Six weeks ago I was not only disinterested in exercise, I was also afraid of it. After an ongoing battle with anxiety - in which you'll do anything to keep your heart rate from sky-rocketing, for fear it'll set you off again - I had developed a little phobia around any kind of physical exertion. Silly, I know, given that the one natural resource you have to keep your mental health in tip top condition has always been exercise. I knew this deep down, but still, I was going to need a little push in the right direction. Another fear I'd been harbouring was that of the gym: in my head I imagined lots of ridiculously attractive people, decked out in only the finest work-out gear, pumping their guns with ease while I, in my old baggy t-shirt, would huff and puff around machines I had no clue how to use, like a spare, embarrassing tool. Why would I do that to myself when my fluffy onesie and a 'Say Yes to the Dress' binge-fest sounded so much more lovely?
It then dawned on me that that fear wasn't going anywhere 'til I faced it head on. What's the worst that could happen? I'd find myself a little more toned? I'd feel less guilty about having that cupcake in work? And what if, there was maybe even the smallest chance, that I'd actually enjoy it? 'LOL', I scoffed to myself as I made my way to Educogym Blackrock, as IF I could find exercising enjoyable.?
But I was wrong. Very wrong.
I teamed up with trainer Andrea Lawlor who was far from the abusive, shouting army-sergeant I imagined; she understood my fears, promised that I'd never find myself puking for having been pushed beyond what I was capable of, and she instantly put me at ease.

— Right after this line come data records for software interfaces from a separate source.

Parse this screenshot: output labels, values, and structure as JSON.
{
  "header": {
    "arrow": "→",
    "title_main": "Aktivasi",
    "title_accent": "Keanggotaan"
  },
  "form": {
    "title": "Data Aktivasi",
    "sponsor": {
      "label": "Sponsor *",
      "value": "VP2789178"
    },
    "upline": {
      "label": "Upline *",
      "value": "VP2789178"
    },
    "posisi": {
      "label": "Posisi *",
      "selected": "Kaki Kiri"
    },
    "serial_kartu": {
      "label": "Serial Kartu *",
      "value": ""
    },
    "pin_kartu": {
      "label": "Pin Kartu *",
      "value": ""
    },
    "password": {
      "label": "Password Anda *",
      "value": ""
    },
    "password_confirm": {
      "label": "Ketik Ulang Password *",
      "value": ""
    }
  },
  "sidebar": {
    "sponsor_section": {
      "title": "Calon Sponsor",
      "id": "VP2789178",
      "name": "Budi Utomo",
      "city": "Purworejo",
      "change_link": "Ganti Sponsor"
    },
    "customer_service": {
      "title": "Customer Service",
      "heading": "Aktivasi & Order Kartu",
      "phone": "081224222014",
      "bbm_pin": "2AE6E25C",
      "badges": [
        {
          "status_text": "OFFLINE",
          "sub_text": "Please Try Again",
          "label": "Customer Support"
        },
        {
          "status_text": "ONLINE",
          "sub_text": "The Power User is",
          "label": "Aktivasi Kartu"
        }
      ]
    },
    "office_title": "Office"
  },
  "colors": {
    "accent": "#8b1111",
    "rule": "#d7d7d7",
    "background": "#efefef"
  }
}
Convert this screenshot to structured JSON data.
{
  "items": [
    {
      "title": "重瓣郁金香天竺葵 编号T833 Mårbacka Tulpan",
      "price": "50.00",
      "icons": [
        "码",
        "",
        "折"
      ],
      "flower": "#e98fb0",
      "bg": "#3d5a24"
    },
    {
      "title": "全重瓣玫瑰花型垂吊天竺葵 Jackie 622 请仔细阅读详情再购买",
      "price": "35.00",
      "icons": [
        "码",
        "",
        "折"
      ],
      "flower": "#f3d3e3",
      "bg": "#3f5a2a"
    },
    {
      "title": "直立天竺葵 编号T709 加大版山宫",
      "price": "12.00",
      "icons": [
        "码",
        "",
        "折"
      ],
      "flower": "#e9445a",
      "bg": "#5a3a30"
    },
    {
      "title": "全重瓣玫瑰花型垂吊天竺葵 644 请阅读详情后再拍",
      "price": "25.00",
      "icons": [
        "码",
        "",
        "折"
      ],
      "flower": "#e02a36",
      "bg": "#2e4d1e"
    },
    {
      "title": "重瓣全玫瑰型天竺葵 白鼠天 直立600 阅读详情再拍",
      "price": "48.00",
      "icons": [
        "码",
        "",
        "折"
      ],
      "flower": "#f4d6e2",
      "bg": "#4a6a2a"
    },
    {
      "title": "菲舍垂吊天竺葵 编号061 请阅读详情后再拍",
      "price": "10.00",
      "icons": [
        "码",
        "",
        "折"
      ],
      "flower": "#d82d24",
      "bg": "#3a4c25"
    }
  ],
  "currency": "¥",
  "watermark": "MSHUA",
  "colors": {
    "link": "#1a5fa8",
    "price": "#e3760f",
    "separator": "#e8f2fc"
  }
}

This was not about surviving on chickpeas and protein shakes so that I'd have no folds in my bikini; it was about empowerment. It was about all those feel good hormones that would kick my anxiety right in the teeth. It was a chance to show myself that 'hey, that wasn't such a big deal after all, was it?' and 'wow, turns out you're capable of way more than you thought'. Regardless of any physical changes, that kind of mental confidence was enough of a selling point for me.
I trained three times a week for six weeks, and it was all based around weights. By week two, if I went more than three days without having been, I'd miss it. One day we'd focus on my back and chest, the next we'd do legs - or what I liked to call HELL day - and on the third day it was time to tone up those arms and shoulders. Each day we finished off with some ab work. When I tell you that I am weak, a wuss, and more likely to take flight than work up a decent sweat, you've got to believe me. But what fellow scaredy-cats must know is that you're not expected to be at Arnold Schwarzenegger's level on day one (or ever, for that matter); you get stronger every day, week by week and as for visible results, you just need a little patience. Each session was max 20 minutes. It was intense, and sometimes really really tough, but before I ever had time to start whinging to Andrea that she was the devil herself, I was done. Home in time for dinner.
Week two of @andreamlawlor kicking my ass at #educogym #fitness #weights
A photo posted by Caroline Foran (@carolineforan) on Mar 9, 2015 at 11:21am PDT
The best thing about Educogym is that because you are always with a trainer, you are guaranteed to always make progress. You're not relying on yourself alone as you would anywhere else; they're there to encourage you - always positively - when you feel you've nothing left to give. I know for damn sure I'd never push myself at home alone, would you? It's too easy to quit, but just knowing that Andrea knew I could do it, made me want to succeed even more. What's more, there's no fear about doing it wrong or really hurting yourself; the trainers are always on hand to correct your form and make sure you're getting the most from your twenty minute work-out.
Another thing I learned at Educogym was that gyms aren't full of posers boasting abs that curved like a calculus graph; they were normal human beings doing their bit to keep fit, just like me. Some are there just to tone up; others are there to shed those excess pounds before an upcoming wedding and guess what? Not a single person there was concerned with me, my body or how I looked. What a pointless, almost arrogant worry that was.
And now for the results: I am handling stress far better; I'm calmer in situations that used to ruffle my feathers. I LOVED the feeling of satisfaction each day when I left the gym. I have more energy, and I've been sleeping like a baby. With their nutritional expertise, I'm eating more of what's good for me, and less of what's not. Add to that the muscle gained, the reduction in body fat and the 5 cm lost from my tummy, and I'm feeling pretty good.
I've just signed up for another two months because much to my surprise, a sedentary lifestyle doesn't do much for my mojo anymore.
Not convinced? There's a wealth of scientific studies out there to support the benefits of exercise for mental health. Lena Dunham's also been speaking out recently about how it's helped her anxiety, depression and OCD. As she perfectly puts it, it's not necessarily all 'about the ass, it's about the brain.'
So that's our new approach to exercise. How about you?